Check every line of the entries below for the word "SEPARATION", then give only the number of lines that have it.
[[ RECORDS, beginning ]]
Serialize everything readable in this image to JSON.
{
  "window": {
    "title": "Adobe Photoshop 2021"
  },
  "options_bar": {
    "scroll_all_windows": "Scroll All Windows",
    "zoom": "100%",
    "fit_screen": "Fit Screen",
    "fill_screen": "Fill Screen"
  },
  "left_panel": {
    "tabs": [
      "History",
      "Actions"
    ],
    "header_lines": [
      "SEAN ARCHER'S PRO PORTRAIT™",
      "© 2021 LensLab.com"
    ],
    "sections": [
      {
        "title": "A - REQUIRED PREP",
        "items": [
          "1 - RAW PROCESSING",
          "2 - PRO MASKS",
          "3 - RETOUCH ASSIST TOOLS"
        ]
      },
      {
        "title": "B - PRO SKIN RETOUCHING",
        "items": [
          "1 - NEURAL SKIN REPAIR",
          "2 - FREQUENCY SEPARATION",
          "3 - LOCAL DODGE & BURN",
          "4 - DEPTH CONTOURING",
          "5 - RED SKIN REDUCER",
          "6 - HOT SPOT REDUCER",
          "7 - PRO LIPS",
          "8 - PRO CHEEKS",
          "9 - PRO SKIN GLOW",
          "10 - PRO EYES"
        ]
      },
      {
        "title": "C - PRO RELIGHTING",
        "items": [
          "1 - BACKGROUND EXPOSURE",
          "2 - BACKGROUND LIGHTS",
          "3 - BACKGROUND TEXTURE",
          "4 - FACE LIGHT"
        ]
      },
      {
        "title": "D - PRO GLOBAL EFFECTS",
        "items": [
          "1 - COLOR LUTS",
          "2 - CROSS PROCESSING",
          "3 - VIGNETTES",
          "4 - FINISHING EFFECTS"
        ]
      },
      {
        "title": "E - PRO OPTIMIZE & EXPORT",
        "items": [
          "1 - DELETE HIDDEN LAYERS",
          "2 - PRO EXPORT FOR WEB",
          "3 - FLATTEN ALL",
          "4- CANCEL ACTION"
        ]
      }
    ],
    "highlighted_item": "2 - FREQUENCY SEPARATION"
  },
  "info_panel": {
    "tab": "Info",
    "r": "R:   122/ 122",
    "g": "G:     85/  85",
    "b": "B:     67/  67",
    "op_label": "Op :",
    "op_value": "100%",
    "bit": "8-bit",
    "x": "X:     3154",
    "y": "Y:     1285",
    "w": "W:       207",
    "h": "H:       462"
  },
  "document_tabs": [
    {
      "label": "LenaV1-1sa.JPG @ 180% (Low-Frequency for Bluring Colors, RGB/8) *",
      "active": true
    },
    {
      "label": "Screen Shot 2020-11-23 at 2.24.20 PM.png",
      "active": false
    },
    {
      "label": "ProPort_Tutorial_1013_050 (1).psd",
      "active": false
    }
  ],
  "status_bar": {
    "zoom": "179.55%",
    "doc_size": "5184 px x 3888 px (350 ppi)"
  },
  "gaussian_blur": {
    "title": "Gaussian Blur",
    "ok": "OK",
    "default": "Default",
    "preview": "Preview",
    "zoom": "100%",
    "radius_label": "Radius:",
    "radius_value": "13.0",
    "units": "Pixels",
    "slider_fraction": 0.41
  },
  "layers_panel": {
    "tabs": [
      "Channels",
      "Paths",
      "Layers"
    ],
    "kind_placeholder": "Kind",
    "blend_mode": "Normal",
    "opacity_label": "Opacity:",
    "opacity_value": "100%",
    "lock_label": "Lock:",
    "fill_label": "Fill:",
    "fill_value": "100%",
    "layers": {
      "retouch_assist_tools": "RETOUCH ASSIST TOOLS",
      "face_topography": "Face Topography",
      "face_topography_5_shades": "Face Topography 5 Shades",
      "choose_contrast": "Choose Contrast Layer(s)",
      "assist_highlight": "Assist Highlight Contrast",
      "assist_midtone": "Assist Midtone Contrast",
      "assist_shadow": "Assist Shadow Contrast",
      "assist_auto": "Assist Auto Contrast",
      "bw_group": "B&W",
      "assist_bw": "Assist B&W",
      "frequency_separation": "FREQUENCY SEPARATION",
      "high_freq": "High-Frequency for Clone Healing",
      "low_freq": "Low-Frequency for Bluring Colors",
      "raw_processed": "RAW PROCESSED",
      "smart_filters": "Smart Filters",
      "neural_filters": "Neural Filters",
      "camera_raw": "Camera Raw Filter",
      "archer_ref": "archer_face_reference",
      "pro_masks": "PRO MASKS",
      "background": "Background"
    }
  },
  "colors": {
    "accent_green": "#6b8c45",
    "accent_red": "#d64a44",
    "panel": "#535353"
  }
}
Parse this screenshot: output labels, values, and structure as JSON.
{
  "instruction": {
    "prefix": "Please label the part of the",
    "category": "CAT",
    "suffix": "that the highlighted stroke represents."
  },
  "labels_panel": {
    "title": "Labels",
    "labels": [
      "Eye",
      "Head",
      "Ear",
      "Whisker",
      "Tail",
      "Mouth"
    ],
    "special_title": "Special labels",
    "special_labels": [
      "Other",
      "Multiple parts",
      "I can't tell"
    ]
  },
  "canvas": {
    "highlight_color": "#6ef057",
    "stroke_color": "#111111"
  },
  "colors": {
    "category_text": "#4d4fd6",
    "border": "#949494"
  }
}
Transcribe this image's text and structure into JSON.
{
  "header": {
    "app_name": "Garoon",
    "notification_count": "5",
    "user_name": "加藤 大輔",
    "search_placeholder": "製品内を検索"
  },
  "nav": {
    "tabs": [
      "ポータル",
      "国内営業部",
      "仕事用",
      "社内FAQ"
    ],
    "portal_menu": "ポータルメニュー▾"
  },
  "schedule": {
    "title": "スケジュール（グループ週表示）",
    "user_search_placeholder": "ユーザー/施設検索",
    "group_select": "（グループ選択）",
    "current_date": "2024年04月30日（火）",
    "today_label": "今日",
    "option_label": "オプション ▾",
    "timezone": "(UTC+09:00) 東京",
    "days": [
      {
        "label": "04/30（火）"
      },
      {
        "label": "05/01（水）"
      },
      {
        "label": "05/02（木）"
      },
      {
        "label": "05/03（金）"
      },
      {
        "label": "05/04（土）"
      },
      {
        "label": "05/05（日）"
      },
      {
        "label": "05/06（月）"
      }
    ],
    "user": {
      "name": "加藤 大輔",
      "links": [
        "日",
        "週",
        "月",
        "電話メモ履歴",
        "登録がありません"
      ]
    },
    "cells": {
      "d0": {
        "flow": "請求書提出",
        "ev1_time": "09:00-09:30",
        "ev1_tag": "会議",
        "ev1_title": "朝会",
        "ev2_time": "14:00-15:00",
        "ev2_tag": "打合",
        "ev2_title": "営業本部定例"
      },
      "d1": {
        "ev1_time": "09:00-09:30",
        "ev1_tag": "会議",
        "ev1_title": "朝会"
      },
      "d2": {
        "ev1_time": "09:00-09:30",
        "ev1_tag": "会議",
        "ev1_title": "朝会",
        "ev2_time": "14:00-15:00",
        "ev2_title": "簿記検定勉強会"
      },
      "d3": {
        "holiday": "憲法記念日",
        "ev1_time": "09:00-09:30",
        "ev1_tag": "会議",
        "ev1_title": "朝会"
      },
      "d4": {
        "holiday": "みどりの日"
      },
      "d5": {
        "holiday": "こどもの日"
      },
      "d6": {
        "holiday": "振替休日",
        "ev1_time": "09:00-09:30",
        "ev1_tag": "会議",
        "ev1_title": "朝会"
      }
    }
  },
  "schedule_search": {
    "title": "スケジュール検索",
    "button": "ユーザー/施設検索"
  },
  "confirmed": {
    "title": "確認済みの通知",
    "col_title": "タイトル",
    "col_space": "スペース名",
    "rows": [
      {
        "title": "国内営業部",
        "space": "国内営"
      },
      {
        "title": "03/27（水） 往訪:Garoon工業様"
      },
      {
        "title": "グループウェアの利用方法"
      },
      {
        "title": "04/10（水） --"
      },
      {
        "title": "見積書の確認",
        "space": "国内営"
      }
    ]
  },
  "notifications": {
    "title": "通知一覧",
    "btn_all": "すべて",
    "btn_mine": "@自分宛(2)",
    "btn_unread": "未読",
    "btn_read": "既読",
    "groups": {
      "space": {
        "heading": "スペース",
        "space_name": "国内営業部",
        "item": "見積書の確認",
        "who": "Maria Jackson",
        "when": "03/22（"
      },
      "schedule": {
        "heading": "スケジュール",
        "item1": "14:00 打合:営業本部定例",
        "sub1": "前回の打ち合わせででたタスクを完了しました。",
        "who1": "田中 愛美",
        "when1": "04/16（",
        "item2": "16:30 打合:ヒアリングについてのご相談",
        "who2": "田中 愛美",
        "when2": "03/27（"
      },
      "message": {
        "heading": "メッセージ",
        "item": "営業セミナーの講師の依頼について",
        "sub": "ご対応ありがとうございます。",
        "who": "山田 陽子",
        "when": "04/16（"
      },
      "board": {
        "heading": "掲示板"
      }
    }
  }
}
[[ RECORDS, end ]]
WRITTEN SOLUTION: 3